Many of Spiratone's lenses, including their mirrors, were made by Sigma. Those that were will usually have a Greek Sigma character on the bezel ring or edge of the lens, wherever, often next to the serial number.


PostPosted: Sun Nov 26, 2017 2:31 am    Post subject: Reply with quote

cooltouch wrote:
What does FTM in that chart stand for?

Sorry, it's the French acronym for Modulation Transfer Function.

cooltouch wrote:
Are the resolution numbers in that chart supposed to be line pairs per millimeter?

If lppmm, some of those numbers are unbelievably low. Like the Tamron and Sigma -- no way do those two lenses score that low, if those numbers are lppmm.

As usual with Modern Photo tests (and not Pop Photo Wink ), the resolution numbers are lines per mm. Here are for example the test results for the Spiratone lens:



cooltouch wrote:
Many of Spiratone's lenses, including their mirrors, were made by Sigma. Those that were will usually have a Greek Sigma character on the bezel ring or edge of the lens, wherever.

This one is definitely not a lens made by Sigma.

Cheers!

Abbazz


PostPosted: Sun Nov 26, 2017 2:44 am    Post subject: Reply with quote

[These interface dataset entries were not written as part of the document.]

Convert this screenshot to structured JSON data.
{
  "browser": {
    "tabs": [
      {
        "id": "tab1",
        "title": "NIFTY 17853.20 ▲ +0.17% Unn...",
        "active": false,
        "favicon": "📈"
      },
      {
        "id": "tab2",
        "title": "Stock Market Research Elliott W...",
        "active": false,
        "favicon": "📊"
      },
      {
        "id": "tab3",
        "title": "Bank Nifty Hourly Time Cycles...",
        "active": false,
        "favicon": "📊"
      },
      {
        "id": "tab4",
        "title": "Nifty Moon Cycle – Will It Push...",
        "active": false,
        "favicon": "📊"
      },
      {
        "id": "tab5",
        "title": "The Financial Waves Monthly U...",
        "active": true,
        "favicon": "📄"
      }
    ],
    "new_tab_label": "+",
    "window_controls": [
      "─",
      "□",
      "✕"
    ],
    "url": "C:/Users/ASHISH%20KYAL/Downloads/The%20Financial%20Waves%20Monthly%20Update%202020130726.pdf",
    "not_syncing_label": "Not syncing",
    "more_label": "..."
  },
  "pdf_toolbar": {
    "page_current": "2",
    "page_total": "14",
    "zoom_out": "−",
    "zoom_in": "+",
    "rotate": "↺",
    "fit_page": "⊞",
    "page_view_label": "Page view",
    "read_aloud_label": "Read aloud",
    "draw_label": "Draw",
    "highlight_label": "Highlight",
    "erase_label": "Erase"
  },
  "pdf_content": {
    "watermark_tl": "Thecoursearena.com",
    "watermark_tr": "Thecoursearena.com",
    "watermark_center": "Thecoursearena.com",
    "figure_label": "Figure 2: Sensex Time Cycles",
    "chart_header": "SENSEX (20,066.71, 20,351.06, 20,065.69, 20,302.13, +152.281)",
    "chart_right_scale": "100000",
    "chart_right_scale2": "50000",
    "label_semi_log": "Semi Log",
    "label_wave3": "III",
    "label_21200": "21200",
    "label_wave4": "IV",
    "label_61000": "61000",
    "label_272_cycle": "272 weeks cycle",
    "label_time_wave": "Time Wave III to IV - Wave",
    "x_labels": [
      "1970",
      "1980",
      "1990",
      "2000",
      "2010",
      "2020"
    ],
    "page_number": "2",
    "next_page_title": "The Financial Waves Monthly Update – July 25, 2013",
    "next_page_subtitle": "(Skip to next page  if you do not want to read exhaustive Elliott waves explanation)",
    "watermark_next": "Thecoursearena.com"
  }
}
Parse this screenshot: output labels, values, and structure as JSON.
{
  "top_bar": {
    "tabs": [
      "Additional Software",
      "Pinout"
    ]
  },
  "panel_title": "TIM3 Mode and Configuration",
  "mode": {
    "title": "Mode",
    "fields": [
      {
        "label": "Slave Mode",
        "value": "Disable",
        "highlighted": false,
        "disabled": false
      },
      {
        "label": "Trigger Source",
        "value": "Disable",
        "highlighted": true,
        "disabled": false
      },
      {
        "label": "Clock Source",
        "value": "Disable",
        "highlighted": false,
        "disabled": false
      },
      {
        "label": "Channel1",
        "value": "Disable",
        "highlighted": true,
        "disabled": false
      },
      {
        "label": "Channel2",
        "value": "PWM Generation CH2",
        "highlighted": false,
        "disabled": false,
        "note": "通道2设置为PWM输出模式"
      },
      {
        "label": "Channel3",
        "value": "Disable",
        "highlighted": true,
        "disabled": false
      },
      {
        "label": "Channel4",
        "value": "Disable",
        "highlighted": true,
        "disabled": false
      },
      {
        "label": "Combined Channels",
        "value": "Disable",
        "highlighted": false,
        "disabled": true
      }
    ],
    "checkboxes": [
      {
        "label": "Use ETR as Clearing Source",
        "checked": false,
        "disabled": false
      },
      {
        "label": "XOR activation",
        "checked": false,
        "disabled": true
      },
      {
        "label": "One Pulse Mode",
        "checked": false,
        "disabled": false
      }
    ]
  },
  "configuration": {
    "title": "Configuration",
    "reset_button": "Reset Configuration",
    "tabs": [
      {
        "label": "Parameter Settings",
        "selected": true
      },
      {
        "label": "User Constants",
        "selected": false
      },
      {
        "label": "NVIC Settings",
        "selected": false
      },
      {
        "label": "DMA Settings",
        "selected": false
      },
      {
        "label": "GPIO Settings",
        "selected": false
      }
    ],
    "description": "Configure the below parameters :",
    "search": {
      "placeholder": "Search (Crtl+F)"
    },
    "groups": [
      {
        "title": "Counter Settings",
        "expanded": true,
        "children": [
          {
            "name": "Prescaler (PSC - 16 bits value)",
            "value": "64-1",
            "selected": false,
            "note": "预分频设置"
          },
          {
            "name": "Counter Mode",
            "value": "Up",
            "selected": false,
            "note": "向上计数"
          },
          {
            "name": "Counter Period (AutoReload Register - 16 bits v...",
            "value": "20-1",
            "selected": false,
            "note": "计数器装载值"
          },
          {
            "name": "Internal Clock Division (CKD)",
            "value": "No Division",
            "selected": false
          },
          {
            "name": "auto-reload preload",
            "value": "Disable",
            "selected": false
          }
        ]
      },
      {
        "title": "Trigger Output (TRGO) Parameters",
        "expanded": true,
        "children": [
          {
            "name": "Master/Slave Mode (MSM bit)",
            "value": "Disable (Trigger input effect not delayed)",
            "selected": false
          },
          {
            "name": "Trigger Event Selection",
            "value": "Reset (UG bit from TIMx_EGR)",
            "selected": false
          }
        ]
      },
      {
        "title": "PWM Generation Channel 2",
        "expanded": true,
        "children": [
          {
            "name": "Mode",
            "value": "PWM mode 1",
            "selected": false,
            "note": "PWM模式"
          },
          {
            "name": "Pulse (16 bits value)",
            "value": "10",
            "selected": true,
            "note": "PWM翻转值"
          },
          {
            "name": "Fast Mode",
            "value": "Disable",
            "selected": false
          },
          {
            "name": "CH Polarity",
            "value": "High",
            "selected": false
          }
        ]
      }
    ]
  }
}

Apart from the sharpness of the mirror lens, how precisely of the focus is also very important. This is the reason why I like the Tamron. I can focus fast and accurately with it but no other ~300mm mirror lenses I have tried.